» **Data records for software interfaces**
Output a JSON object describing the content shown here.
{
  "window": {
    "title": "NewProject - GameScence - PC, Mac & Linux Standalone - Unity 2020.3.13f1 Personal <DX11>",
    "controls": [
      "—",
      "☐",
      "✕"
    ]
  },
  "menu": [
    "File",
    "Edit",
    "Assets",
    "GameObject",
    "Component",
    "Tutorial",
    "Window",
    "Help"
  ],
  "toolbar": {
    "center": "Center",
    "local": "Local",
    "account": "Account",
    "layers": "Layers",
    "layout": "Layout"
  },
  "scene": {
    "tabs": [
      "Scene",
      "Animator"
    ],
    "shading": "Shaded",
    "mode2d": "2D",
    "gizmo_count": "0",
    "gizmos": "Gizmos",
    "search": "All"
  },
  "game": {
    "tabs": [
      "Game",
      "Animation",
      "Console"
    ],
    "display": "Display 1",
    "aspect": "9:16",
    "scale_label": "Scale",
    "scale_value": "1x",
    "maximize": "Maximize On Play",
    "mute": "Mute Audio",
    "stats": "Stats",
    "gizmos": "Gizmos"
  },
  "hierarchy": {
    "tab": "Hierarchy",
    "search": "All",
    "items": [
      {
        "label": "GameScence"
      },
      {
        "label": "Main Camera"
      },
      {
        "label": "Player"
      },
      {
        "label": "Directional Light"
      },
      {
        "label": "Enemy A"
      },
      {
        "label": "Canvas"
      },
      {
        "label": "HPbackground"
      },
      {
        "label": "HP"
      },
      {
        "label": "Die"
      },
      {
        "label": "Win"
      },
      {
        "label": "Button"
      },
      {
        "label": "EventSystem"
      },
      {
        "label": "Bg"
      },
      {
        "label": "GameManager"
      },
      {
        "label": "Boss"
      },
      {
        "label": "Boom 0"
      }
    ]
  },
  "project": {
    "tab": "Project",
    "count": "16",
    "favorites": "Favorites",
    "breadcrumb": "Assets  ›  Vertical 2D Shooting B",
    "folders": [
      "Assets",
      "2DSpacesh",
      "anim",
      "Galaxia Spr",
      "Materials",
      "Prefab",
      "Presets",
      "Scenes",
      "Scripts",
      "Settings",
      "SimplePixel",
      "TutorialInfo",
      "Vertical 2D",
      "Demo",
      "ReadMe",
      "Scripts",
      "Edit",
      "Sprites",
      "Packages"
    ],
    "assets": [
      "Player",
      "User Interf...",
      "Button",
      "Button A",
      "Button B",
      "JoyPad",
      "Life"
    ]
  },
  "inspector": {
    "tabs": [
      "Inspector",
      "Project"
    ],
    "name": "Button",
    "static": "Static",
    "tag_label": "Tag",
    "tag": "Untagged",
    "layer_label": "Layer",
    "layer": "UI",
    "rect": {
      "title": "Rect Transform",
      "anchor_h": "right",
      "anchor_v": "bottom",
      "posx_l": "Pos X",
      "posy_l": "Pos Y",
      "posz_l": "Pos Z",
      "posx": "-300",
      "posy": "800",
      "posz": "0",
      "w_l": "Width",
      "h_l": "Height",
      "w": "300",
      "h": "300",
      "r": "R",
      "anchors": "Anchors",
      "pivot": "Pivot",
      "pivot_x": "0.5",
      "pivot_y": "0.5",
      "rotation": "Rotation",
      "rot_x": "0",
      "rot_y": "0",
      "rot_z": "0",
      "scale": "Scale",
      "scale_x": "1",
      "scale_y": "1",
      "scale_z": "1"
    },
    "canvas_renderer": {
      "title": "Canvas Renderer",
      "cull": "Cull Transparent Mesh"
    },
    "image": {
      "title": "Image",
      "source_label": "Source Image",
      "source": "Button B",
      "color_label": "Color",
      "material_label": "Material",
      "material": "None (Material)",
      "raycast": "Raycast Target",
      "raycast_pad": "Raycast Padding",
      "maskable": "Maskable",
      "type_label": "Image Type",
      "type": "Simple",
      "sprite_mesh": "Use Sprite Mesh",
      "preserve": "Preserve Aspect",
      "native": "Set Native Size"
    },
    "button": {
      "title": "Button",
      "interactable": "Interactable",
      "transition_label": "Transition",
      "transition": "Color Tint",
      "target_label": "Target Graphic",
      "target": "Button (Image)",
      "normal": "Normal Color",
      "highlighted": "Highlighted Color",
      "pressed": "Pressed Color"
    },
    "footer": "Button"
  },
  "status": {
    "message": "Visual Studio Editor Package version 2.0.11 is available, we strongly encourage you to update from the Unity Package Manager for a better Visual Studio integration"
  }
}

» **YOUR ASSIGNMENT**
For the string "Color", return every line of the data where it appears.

» **RESULT OF THE TASK**
      "color_label": "Color",
      "transition": "Color Tint",
      "normal": "Normal Color",
      "highlighted": "Highlighted Color",
      "pressed": "Pressed Color"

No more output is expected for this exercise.